WHAT TO WORK ON: Would you retype every line below without changing anything?

Dataset entries
· · · · ·
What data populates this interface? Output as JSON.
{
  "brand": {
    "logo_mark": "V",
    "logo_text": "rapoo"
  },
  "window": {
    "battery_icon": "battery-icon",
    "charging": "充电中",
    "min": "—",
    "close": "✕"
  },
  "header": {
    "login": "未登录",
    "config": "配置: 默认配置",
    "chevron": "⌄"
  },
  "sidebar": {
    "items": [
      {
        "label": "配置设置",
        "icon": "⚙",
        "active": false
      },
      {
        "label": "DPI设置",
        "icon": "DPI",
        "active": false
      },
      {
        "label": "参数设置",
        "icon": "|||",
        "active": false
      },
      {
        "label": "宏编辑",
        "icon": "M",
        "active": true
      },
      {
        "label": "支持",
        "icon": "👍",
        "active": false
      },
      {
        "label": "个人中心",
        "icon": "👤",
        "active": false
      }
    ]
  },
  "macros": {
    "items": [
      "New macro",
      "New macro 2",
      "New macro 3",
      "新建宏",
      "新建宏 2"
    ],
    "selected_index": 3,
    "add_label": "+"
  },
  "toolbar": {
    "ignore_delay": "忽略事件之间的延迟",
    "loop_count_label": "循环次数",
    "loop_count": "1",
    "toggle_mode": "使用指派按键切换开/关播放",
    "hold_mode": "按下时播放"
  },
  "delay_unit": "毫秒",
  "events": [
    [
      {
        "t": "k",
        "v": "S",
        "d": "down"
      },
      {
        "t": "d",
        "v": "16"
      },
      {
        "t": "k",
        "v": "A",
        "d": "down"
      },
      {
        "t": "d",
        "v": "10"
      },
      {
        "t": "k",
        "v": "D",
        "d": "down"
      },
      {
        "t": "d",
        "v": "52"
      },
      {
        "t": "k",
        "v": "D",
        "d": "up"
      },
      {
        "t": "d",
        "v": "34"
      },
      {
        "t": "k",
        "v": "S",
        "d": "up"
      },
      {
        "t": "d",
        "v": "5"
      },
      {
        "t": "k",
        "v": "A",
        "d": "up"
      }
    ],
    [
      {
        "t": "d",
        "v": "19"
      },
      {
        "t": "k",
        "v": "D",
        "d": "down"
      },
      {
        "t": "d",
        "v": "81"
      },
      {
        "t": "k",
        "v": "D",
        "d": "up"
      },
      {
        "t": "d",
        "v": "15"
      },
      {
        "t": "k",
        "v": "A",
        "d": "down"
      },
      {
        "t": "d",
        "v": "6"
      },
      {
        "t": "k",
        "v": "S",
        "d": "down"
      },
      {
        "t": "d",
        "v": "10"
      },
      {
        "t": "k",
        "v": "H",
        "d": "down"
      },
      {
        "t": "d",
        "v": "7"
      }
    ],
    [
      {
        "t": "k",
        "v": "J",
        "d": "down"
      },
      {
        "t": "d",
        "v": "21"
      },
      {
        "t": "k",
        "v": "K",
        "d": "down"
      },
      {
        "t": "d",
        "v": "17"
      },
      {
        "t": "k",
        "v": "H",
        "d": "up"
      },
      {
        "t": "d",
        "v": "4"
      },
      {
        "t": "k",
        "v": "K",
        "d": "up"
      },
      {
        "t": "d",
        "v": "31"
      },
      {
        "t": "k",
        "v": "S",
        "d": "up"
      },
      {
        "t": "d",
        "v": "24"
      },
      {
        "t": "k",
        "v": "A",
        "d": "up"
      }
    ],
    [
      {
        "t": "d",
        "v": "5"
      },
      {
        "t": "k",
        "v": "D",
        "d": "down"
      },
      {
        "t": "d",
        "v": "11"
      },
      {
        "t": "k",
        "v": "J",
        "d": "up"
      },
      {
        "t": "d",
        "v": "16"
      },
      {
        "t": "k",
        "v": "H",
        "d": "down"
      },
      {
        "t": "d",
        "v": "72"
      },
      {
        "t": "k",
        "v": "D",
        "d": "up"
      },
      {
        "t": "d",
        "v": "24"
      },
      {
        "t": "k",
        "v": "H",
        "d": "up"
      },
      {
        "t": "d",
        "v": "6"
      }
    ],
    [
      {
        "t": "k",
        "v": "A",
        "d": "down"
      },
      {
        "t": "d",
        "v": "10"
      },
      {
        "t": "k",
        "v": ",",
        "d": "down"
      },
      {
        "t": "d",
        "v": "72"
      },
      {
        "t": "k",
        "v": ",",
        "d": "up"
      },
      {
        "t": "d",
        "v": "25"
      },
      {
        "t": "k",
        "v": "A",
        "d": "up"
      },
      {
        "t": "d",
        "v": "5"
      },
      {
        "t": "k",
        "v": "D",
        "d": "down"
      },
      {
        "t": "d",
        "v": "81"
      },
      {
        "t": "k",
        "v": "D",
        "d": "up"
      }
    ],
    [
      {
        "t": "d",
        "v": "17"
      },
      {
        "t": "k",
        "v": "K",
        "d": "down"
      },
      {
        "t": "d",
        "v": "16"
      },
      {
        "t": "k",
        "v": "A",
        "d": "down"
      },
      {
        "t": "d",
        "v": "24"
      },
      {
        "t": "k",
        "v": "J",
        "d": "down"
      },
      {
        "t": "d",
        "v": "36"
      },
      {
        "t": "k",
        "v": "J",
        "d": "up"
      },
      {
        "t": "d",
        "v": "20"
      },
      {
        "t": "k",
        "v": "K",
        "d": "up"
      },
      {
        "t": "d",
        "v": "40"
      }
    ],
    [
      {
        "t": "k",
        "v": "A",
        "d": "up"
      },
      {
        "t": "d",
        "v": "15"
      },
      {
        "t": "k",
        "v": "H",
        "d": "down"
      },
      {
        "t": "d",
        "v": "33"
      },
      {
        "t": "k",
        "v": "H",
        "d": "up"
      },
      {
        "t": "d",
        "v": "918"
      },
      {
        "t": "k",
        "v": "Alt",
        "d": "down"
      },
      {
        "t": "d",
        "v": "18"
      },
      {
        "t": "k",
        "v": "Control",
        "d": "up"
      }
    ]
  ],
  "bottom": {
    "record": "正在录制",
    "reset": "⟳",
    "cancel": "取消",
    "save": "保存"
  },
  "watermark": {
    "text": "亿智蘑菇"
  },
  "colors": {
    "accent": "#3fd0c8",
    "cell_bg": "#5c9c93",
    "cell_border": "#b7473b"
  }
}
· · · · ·
RESULT:
What data populates this interface? Output as JSON.
{
  "brand": {
    "logo_mark": "V",
    "logo_text": "rapoo"
  },
  "window": {
    "battery_icon": "battery-icon",
    "charging": "充电中",
    "min": "—",
    "close": "✕"
  },
  "header": {
    "login": "未登录",
    "config": "配置: 默认配置",
    "chevron": "⌄"
  },
  "sidebar": {
    "items": [
      {
        "label": "配置设置",
        "icon": "⚙",
        "active": false
      },
      {
        "label": "DPI设置",
        "icon": "DPI",
        "active": false
      },
      {
        "label": "参数设置",
        "icon": "|||",
        "active": false
      },
      {
        "label": "宏编辑",
        "icon": "M",
        "active": true
      },
      {
        "label": "支持",
        "icon": "👍",
        "active": false
      },
      {
        "label": "个人中心",
        "icon": "👤",
        "active": false
      }
    ]
  },
  "macros": {
    "items": [
      "New macro",
      "New macro 2",
      "New macro 3",
      "新建宏",
      "新建宏 2"
    ],
    "selected_index": 3,
    "add_label": "+"
  },
  "toolbar": {
    "ignore_delay": "忽略事件之间的延迟",
    "loop_count_label": "循环次数",
    "loop_count": "1",
    "toggle_mode": "使用指派按键切换开/关播放",
    "hold_mode": "按下时播放"
  },
  "delay_unit": "毫秒",
  "events": [
    [
      {
        "t": "k",
        "v": "S",
        "d": "down"
      },
      {
        "t": "d",
        "v": "16"
      },
      {
        "t": "k",
        "v": "A",
        "d": "down"
      },
      {
        "t": "d",
        "v": "10"
      },
      {
        "t": "k",
        "v": "D",
        "d": "down"
      },
      {
        "t": "d",
        "v": "52"
      },
      {
        "t": "k",
        "v": "D",
        "d": "up"
      },
      {
        "t": "d",
        "v": "34"
      },
      {
        "t": "k",
        "v": "S",
        "d": "up"
      },
      {
        "t": "d",
        "v": "5"
      },
      {
        "t": "k",
        "v": "A",
        "d": "up"
      }
    ],
    [
      {
        "t": "d",
        "v": "19"
      },
      {
        "t": "k",
        "v": "D",
        "d": "down"
      },
      {
        "t": "d",
        "v": "81"
      },
      {
        "t": "k",
        "v": "D",
        "d": "up"
      },
      {
        "t": "d",
        "v": "15"
      },
      {
        "t": "k",
        "v": "A",
        "d": "down"
      },
      {
        "t": "d",
        "v": "6"
      },
      {
        "t": "k",
        "v": "S",
        "d": "down"
      },
      {
        "t": "d",
        "v": "10"
      },
      {
        "t": "k",
        "v": "H",
        "d": "down"
      },
      {
        "t": "d",
        "v": "7"
      }
    ],
    [
      {
        "t": "k",
        "v": "J",
        "d": "down"
      },
      {
        "t": "d",
        "v": "21"
      },
      {
        "t": "k",
        "v": "K",
        "d": "down"
      },
      {
        "t": "d",
        "v": "17"
      },
      {
        "t": "k",
        "v": "H",
        "d": "up"
      },
      {
        "t": "d",
        "v": "4"
      },
      {
        "t": "k",
        "v": "K",
        "d": "up"
      },
      {
        "t": "d",
        "v": "31"
      },
      {
        "t": "k",
        "v": "S",
        "d": "up"
      },
      {
        "t": "d",
        "v": "24"
      },
      {
        "t": "k",
        "v": "A",
        "d": "up"
      }
    ],
    [
      {
        "t": "d",
        "v": "5"
      },
      {
        "t": "k",
        "v": "D",
        "d": "down"
      },
      {
        "t": "d",
        "v": "11"
      },
      {
        "t": "k",
        "v": "J",
        "d": "up"
      },
      {
        "t": "d",
        "v": "16"
      },
      {
        "t": "k",
        "v": "H",
        "d": "down"
      },
      {
        "t": "d",
        "v": "72"
      },
      {
        "t": "k",
        "v": "D",
        "d": "up"
      },
      {
        "t": "d",
        "v": "24"
      },
      {
        "t": "k",
        "v": "H",
        "d": "up"
      },
      {
        "t": "d",
        "v": "6"
      }
    ],
    [
      {
        "t": "k",
        "v": "A",
        "d": "down"
      },
      {
        "t": "d",
        "v": "10"
      },
      {
        "t": "k",
        "v": ",",
        "d": "down"
      },
      {
        "t": "d",
        "v": "72"
      },
      {
        "t": "k",
        "v": ",",
        "d": "up"
      },
      {
        "t": "d",
        "v": "25"
      },
      {
        "t": "k",
        "v": "A",
        "d": "up"
      },
      {
        "t": "d",
        "v": "5"
      },
      {
        "t": "k",
        "v": "D",
        "d": "down"
      },
      {
        "t": "d",
        "v": "81"
      },
      {
        "t": "k",
        "v": "D",
        "d": "up"
      }
    ],
    [
      {
        "t": "d",
        "v": "17"
      },
      {
        "t": "k",
        "v": "K",
        "d": "down"
      },
      {
        "t": "d",
        "v": "16"
      },
      {
        "t": "k",
        "v": "A",
        "d": "down"
      },
      {
        "t": "d",
        "v": "24"
      },
      {
        "t": "k",
        "v": "J",
        "d": "down"
      },
      {
        "t": "d",
        "v": "36"
      },
      {
        "t": "k",
        "v": "J",
        "d": "up"
      },
      {
        "t": "d",
        "v": "20"
      },
      {
        "t": "k",
        "v": "K",
        "d": "up"
      },
      {
        "t": "d",
        "v": "40"
      }
    ],
    [
      {
        "t": "k",
        "v": "A",
        "d": "up"
      },
      {
        "t": "d",
        "v": "15"
      },
      {
        "t": "k",
        "v": "H",
        "d": "down"
      },
      {
        "t": "d",
        "v": "33"
      },
      {
        "t": "k",
        "v": "H",
        "d": "up"
      },
      {
        "t": "d",
        "v": "918"
      },
      {
        "t": "k",
        "v": "Alt",
        "d": "down"
      },
      {
        "t": "d",
        "v": "18"
      },
      {
        "t": "k",
        "v": "Control",
        "d": "up"
      }
    ]
  ],
  "bottom": {
    "record": "正在录制",
    "reset": "⟳",
    "cancel": "取消",
    "save": "保存"
  },
  "watermark": {
    "text": "亿智蘑菇"
  },
  "colors": {
    "accent": "#3fd0c8",
    "cell_bg": "#5c9c93",
    "cell_border": "#b7473b"
  }
}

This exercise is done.